US, EU Outraged Over Iranian President's Holocaust Comments
The United States and European Union has expressed outrage and shock after Iranian President Mahmoud Ahmadinejad described the Holocaust as a "myth". The President ignited worldwide condemnation when he made the comments in a televised speech in which he also said that the state of Israel should be moved as far away as Alaska.
"I think all responsible leaders in the international community recognise how outrageous such comments are," White House spokesman Scott McClellan said.
In Europe, governments issued angry statements condemning the speech, which followed comments last week by Ahmadinejad doubting the Holocaust.
"The comments are wholly unacceptable and we condemn them unreservedly. They have no place in civilised political debate," Britain's Minister for Europe Douglas Alexander said, whose country currently holds the EU presidency. READ MORE
Mr Alexander, speaking in Strasbourg to the applause of European parliamentarians, says "the presidency has been unequivocal in its condemnation of the comments attributed to President Ahmadinejad of Iran".
With Germany, France and Britain tentatively due to hold talks with Iran over its disputed nuclear program, US and European officials said Mr Ahmadinejad's words reinforced suspicions about Tehran's nuclear ambitions.
"His comments and statements only underscore why it is so important that the international community continue to work together to keep Iran from developing nuclear weapons," Mr McClellan said.
German Foreign Minister Frank-Walter Steinmeier says the Iranian President's remarks were "shocking and totally unacceptable".
Mr Steinmeier said that in the absence of the Iranian ambassador, the government on Monday had called in Iran's charge d'affaires in Germany to signal its disapproval of the President's previous outburst.
In October, Mr Ahmadinejad said Israel "must be wiped off the map" and last week he described the country as a "tumour" and said it should be moved to Germany or Austria.
On Wednesday, he said: "They have invented a myth that Jews were massacred and place this above God, religions and the prophets".
The president of the Central Council of Jews in Germany, Paul Spiegel, called Mr Ahmadinejad's speech "repulsive".
"I lost my sister and several other relatives in the Holocaust. Words fail one when one hears such unbearable utterances," he told the Tageszeitung.

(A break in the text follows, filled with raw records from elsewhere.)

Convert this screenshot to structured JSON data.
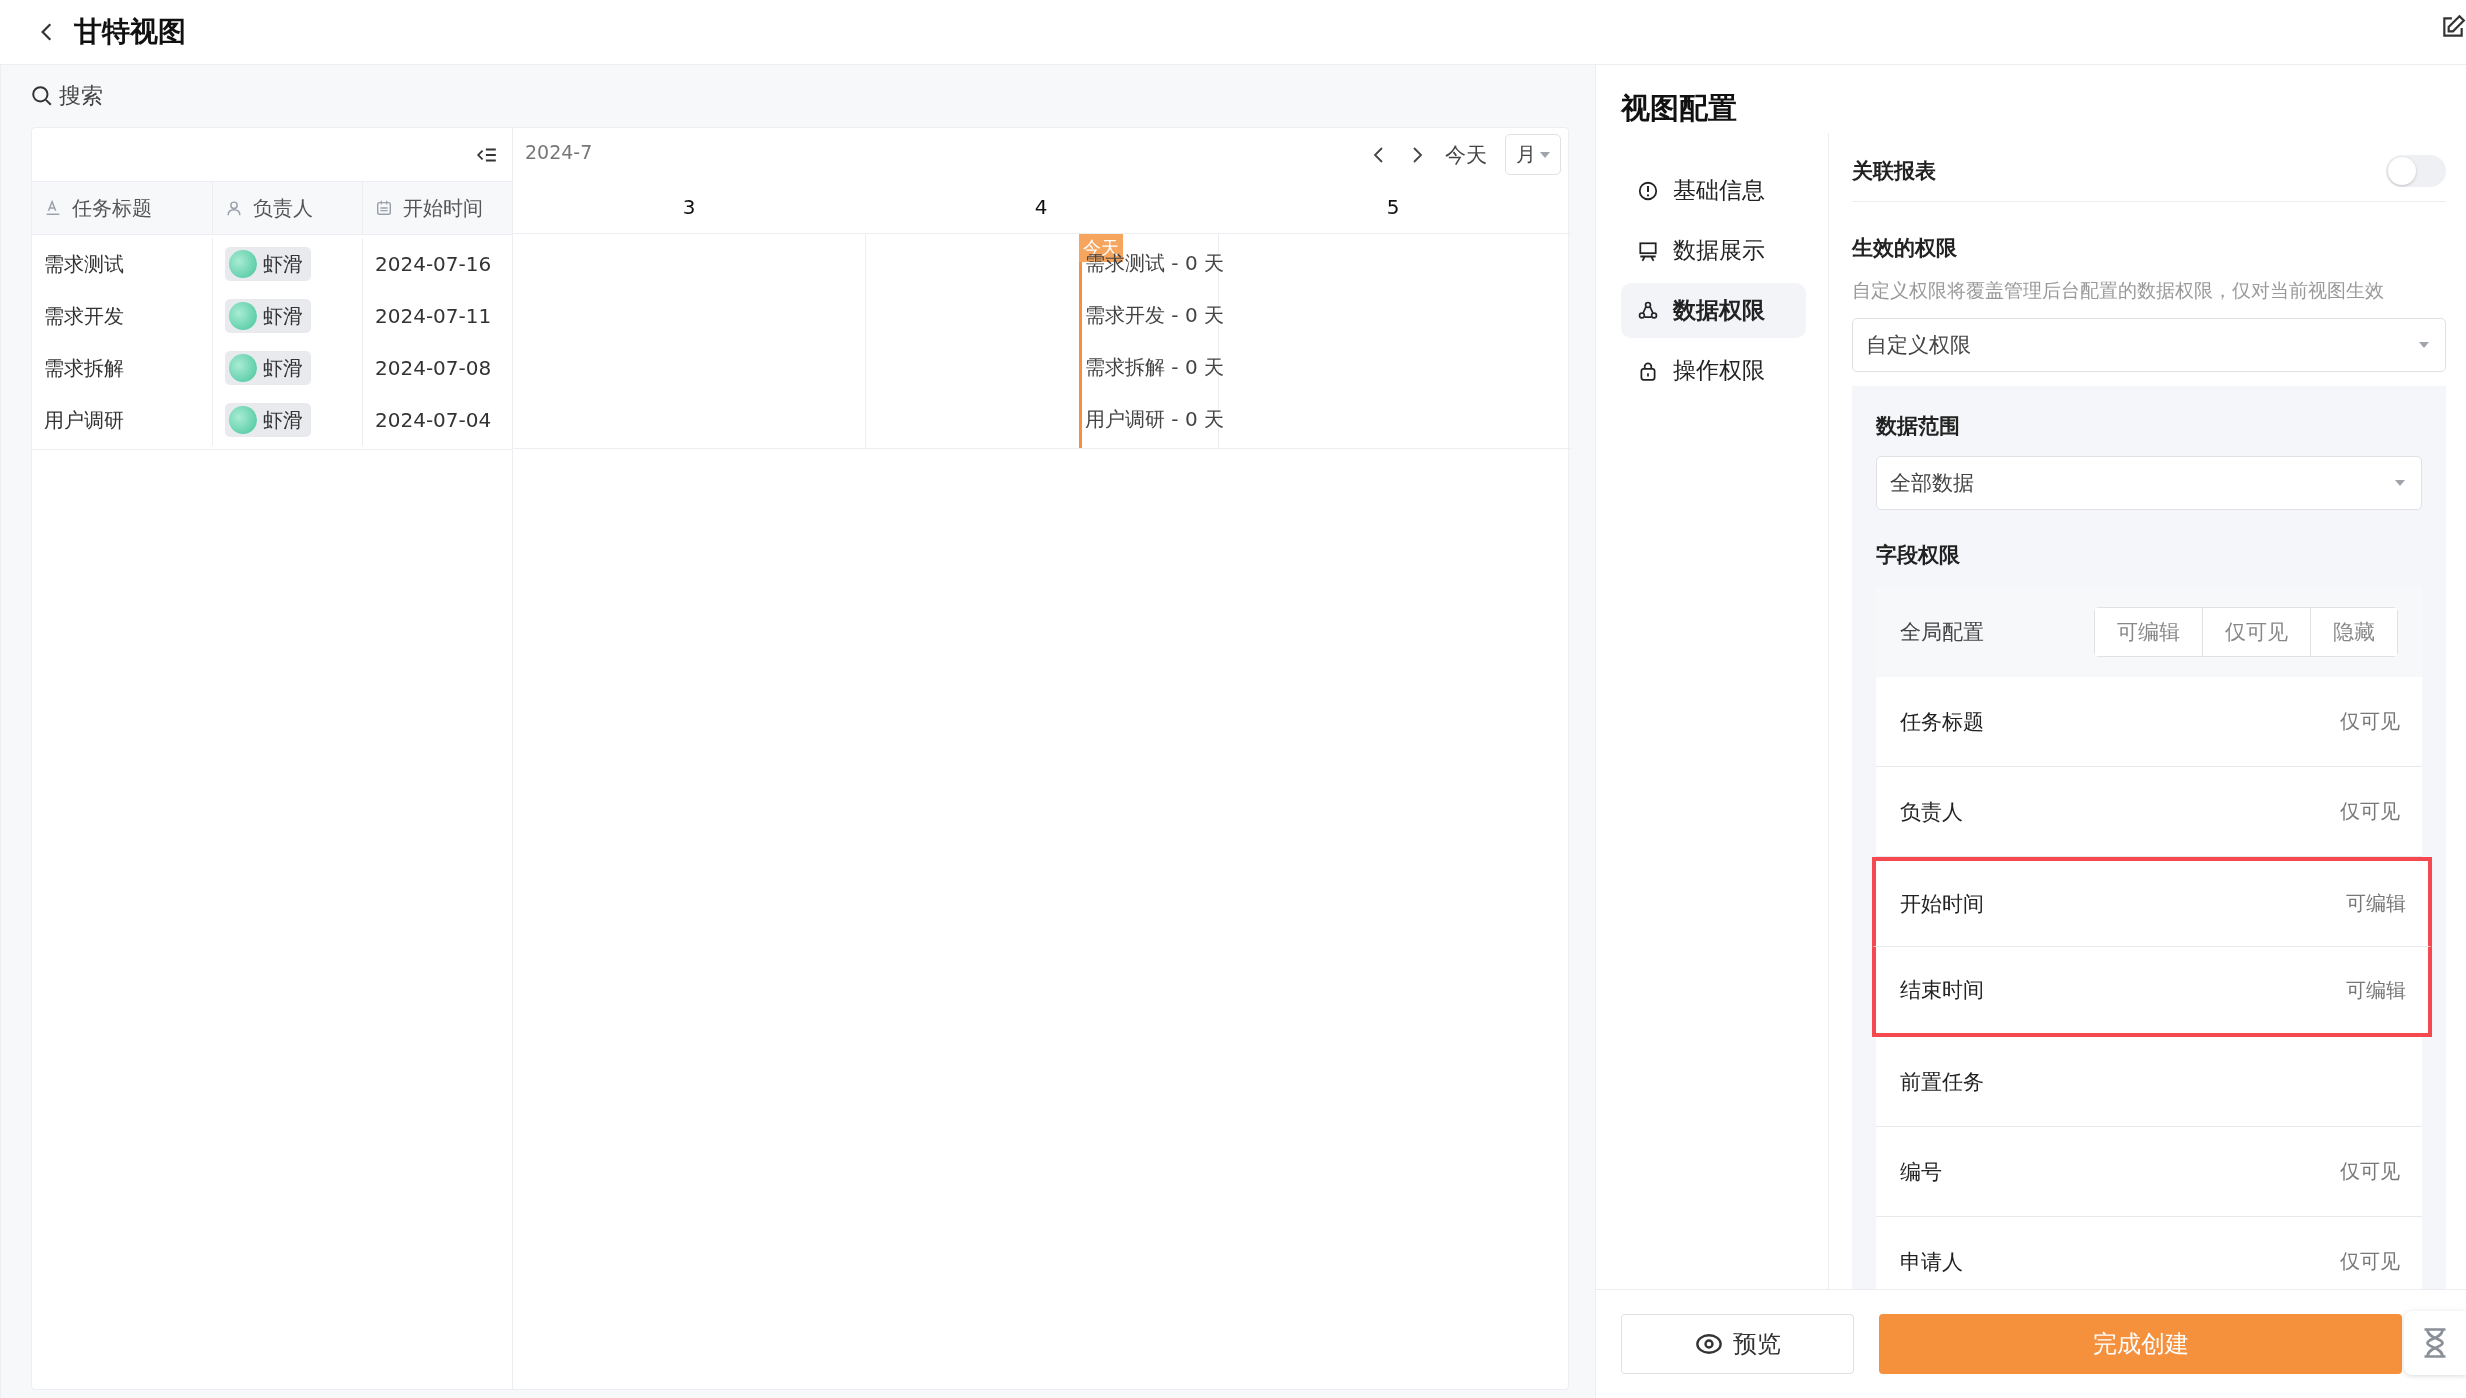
{
  "header": {
    "title": "甘特视图"
  },
  "search": {
    "placeholder": "搜索"
  },
  "gantt": {
    "month": "2024-7",
    "today_button": "今天",
    "scale": "月",
    "today_marker": "今天",
    "columns": [
      {
        "label": "任务标题",
        "kind": "text"
      },
      {
        "label": "负责人",
        "kind": "person"
      },
      {
        "label": "开始时间",
        "kind": "date"
      }
    ],
    "days": [
      {
        "label": "3",
        "today": false
      },
      {
        "label": "4",
        "today": true
      },
      {
        "label": "5",
        "today": false
      }
    ],
    "rows": [
      {
        "title": "需求测试",
        "owner": "虾滑",
        "start": "2024-07-16",
        "bar_label": "需求测试 - 0 天"
      },
      {
        "title": "需求开发",
        "owner": "虾滑",
        "start": "2024-07-11",
        "bar_label": "需求开发 - 0 天"
      },
      {
        "title": "需求拆解",
        "owner": "虾滑",
        "start": "2024-07-08",
        "bar_label": "需求拆解 - 0 天"
      },
      {
        "title": "用户调研",
        "owner": "虾滑",
        "start": "2024-07-04",
        "bar_label": "用户调研 - 0 天"
      }
    ]
  },
  "config": {
    "title": "视图配置",
    "nav": [
      {
        "label": "基础信息",
        "kind": "info",
        "selected": false
      },
      {
        "label": "数据展示",
        "kind": "display",
        "selected": false
      },
      {
        "label": "数据权限",
        "kind": "data",
        "selected": true
      },
      {
        "label": "操作权限",
        "kind": "lock",
        "selected": false
      }
    ],
    "linked_report": {
      "label": "关联报表",
      "on": false
    },
    "permission": {
      "title": "生效的权限",
      "description": "自定义权限将覆盖管理后台配置的数据权限，仅对当前视图生效",
      "value": "自定义权限"
    },
    "data_scope": {
      "title": "数据范围",
      "value": "全部数据"
    },
    "field_permissions": {
      "title": "字段权限",
      "global_label": "全局配置",
      "options": [
        "可编辑",
        "仅可见",
        "隐藏"
      ],
      "fields": [
        {
          "name": "任务标题",
          "value": "仅可见",
          "highlighted": false
        },
        {
          "name": "负责人",
          "value": "仅可见",
          "highlighted": false
        },
        {
          "name": "开始时间",
          "value": "可编辑",
          "highlighted": true
        },
        {
          "name": "结束时间",
          "value": "可编辑",
          "highlighted": true
        },
        {
          "name": "前置任务",
          "highlighted": false
        },
        {
          "name": "编号",
          "value": "仅可见",
          "highlighted": false
        },
        {
          "name": "申请人",
          "value": "仅可见",
          "highlighted": false
        }
      ]
    },
    "footer": {
      "preview": "预览",
      "finish": "完成创建"
    }
  }
}
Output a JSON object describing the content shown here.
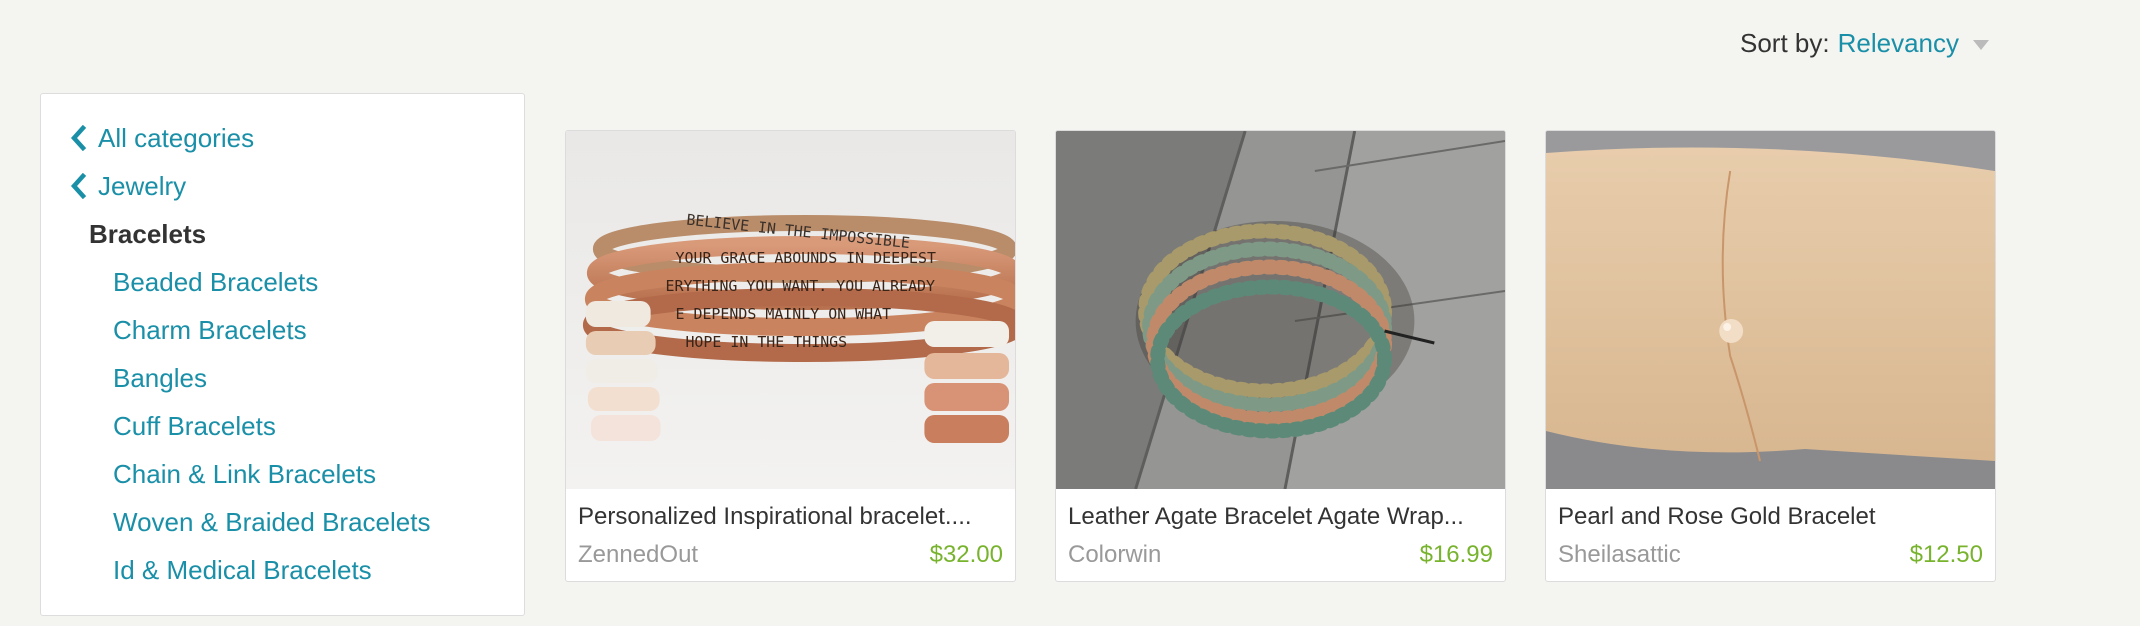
{
  "sort": {
    "label": "Sort by:",
    "value": "Relevancy"
  },
  "sidebar": {
    "back_links": [
      {
        "label": "All categories",
        "icon": "chevron-left-icon"
      },
      {
        "label": "Jewelry",
        "icon": "chevron-left-icon"
      }
    ],
    "current": "Bracelets",
    "subcategories": [
      "Beaded Bracelets",
      "Charm Bracelets",
      "Bangles",
      "Cuff Bracelets",
      "Chain & Link Bracelets",
      "Woven & Braided Bracelets",
      "Id & Medical Bracelets"
    ]
  },
  "listings": [
    {
      "title": "Personalized Inspirational bracelet....",
      "shop": "ZennedOut",
      "price": "$32.00"
    },
    {
      "title": "Leather Agate Bracelet Agate Wrap...",
      "shop": "Colorwin",
      "price": "$16.99"
    },
    {
      "title": "Pearl and Rose Gold Bracelet",
      "shop": "Sheilasattic",
      "price": "$12.50"
    }
  ],
  "colors": {
    "link": "#1a8fa8",
    "price": "#78b32e",
    "background": "#f4f4f0"
  }
}
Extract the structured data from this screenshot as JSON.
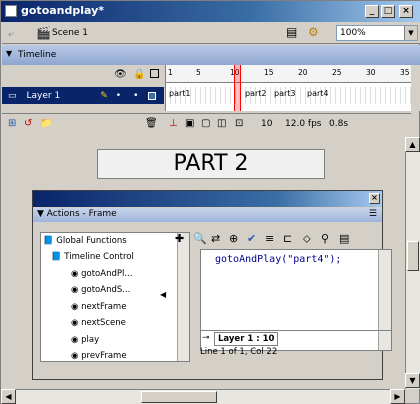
{
  "window": {
    "title": "gotoandplay*",
    "min": "_",
    "max": "□",
    "close": "×"
  },
  "scene": {
    "label": "Scene 1",
    "zoom": "100%"
  },
  "timeline": {
    "header": "Timeline",
    "layer_name": "Layer 1",
    "ruler_ticks": [
      "1",
      "5",
      "10",
      "15",
      "20",
      "25",
      "30",
      "35"
    ],
    "labels": [
      "part1",
      "part2",
      "part3",
      "part4"
    ],
    "frame": "10",
    "fps": "12.0 fps",
    "time": "0.8s"
  },
  "stage": {
    "text": "PART 2"
  },
  "actions": {
    "title": "Actions - Frame",
    "tree": [
      {
        "label": "Global Functions",
        "kind": "book"
      },
      {
        "label": "Timeline Control",
        "kind": "book"
      },
      {
        "label": "gotoAndPl...",
        "kind": "item"
      },
      {
        "label": "gotoAndS...",
        "kind": "item"
      },
      {
        "label": "nextFrame",
        "kind": "item"
      },
      {
        "label": "nextScene",
        "kind": "item"
      },
      {
        "label": "play",
        "kind": "item"
      },
      {
        "label": "prevFrame",
        "kind": "item"
      }
    ],
    "code": "gotoAndPlay(\"part4\");",
    "tab": "Layer 1 : 10",
    "status": "Line 1 of 1, Col 22"
  }
}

France and Spain strongly condemned the Iranian president, with Paris saying in a statement that Mr Ahmadinejad's "declarations did not contribute to establishing a climate of confidence between Iran and the international community".
Austrian President Heinz Fischer says Mr Ahmadinejad's verbal attacks against Jews and Israel are "unacceptable".
In Jerusalem, Prime Minister Ariel Sharon's spokesman says Mr Ahmadinejad's "perverse vision" should make clear to the world that the Iranian regime posed a dangerous threat that could not be explained away.
"We hope that these extremist declarations will make the world wake up to the nature of this regime - especially the fact that Iran's nuclear program and its support of international terrorism, represents not only a danger for Israel but for the entire Western civilisation," Mr Sharon's spokesman Raanan Gissin told AFP.
He vowed that Israel had the means to defend itself and would not allow for a second genocide of Jews.
Commentators in and outside of Iran say Tehran is headed on a collision course with Western governments following Mr Ahmadinejad's remarks.
"A man who refuses to believe the historic truth is capable of anything," wrote Jonathan Freedland, a commentator for the British daily the Guardian.